After research revealed that there was increasing interest in color cosmetics among men in Japan, Shiseido developed a beauty facial map to help men learn how to use make-up. The map, launched in July 2020, taught men how to evaluate their face shape and understand how to apply products to create different looks. The cosmetics company also partnered with Jun Nakamura, a hair and make-up artist who works at Shiseido’s Beauty Creation Center, to launch the Men’s Grooming Channel, which is hosted on YouTube and focuses on make-up for men.
COVID has prompted a surge in ‘quarantine hobbies’, which you’ve likely picked up yourself. For many, that hobby is baking or knitting or learning a new language. Others have multiple COVID-inspired pursuits, or swap out one for the next as often as they change clothes.
And for some consumers, the desire to try new things during this trying time has intersected with a macro-shift long in the making: the rise of POST-DEMOGRAPHIC EMPOWERMENT. Consumers have been shaking off the conventions of their traditional demographic identity – and are instead crafting (and experimenting with!) their own, fluid identities and lifestyles. All of which is driving the noted uptick in self-experimentation with beauty among women and product releases (Shiseido’s facial map, this new kit that gives men control over their hair color) that power self-experimentation with beauty among men...and let men veer away from the box conventional masculinity places them in.
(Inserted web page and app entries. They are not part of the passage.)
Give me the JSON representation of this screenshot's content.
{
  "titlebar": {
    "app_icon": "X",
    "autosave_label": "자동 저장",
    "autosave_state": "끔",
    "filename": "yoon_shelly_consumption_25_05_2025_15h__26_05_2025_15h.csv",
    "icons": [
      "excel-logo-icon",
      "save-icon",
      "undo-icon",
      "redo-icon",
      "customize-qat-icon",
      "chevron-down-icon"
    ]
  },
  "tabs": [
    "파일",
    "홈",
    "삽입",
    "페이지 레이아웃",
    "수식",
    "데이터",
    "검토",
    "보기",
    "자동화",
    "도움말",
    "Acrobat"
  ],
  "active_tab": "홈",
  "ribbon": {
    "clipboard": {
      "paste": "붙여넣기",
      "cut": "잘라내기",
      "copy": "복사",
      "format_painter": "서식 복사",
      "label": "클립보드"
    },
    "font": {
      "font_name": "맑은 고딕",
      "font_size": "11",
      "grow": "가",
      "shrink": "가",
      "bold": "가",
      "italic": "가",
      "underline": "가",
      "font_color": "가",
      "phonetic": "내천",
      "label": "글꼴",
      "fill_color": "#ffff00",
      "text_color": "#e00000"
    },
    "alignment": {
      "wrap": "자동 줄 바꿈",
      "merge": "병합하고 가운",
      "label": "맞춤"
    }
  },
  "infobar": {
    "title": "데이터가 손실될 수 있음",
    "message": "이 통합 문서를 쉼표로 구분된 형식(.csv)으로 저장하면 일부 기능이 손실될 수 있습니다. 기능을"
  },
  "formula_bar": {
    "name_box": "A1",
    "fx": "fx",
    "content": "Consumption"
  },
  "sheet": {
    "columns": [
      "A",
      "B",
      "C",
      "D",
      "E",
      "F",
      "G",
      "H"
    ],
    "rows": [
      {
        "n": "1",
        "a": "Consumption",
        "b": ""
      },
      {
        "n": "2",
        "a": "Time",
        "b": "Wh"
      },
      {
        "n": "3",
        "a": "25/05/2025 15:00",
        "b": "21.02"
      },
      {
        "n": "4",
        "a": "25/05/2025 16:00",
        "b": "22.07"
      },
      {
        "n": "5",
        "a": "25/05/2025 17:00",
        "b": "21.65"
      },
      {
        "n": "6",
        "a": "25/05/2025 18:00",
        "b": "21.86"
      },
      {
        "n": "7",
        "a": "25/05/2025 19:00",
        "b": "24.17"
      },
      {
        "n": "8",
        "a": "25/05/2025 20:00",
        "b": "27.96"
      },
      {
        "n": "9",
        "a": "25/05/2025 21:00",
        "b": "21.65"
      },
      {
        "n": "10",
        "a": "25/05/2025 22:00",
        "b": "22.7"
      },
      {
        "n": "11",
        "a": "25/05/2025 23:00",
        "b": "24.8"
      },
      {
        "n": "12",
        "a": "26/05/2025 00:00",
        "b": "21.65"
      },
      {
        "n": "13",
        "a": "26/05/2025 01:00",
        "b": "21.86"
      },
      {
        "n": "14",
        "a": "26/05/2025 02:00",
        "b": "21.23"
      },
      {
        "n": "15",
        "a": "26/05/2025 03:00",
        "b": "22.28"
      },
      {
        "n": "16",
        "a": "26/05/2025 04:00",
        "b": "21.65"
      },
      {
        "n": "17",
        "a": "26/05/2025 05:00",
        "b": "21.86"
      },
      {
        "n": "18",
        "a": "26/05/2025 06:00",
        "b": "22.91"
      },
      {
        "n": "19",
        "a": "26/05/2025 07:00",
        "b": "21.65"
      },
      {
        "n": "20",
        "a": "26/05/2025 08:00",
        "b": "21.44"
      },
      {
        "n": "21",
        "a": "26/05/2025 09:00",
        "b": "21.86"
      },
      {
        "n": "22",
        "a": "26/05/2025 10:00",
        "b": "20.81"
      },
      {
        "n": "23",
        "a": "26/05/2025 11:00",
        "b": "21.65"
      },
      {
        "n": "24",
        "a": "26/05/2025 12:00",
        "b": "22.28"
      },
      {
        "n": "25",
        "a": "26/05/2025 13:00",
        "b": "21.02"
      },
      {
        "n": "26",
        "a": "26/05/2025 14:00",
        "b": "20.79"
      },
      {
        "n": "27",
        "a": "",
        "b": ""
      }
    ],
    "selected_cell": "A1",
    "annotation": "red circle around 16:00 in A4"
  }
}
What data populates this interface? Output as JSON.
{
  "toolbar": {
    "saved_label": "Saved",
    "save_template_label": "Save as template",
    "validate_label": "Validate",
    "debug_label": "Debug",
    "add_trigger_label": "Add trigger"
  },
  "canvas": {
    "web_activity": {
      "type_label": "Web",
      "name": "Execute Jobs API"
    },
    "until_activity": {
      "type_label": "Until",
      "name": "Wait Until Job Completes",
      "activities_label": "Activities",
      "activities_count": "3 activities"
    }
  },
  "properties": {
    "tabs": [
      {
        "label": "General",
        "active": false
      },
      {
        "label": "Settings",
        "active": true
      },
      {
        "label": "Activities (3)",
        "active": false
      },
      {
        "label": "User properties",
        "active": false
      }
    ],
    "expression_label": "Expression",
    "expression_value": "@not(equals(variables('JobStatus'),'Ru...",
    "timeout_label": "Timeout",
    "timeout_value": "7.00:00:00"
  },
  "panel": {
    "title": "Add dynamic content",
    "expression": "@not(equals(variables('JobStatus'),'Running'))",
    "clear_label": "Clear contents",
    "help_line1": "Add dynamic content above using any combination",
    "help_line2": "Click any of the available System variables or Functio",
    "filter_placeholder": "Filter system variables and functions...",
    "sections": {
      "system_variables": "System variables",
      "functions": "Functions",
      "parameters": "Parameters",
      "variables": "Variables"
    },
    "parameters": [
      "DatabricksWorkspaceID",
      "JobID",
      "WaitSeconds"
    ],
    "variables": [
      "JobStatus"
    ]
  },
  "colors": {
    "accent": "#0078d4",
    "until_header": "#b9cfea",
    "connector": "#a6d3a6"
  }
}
Our thoughts for you: If your company generally only serves a single group – in Shiseido’s case, women – what could you do to introduce new groups to your brand? And here’s the thing about inclusivity: It’s a powerful concept not just for societies, but for your business. It gives people who could be your customers, but might be afraid, the permission to become your customers.
The TrendWatching content team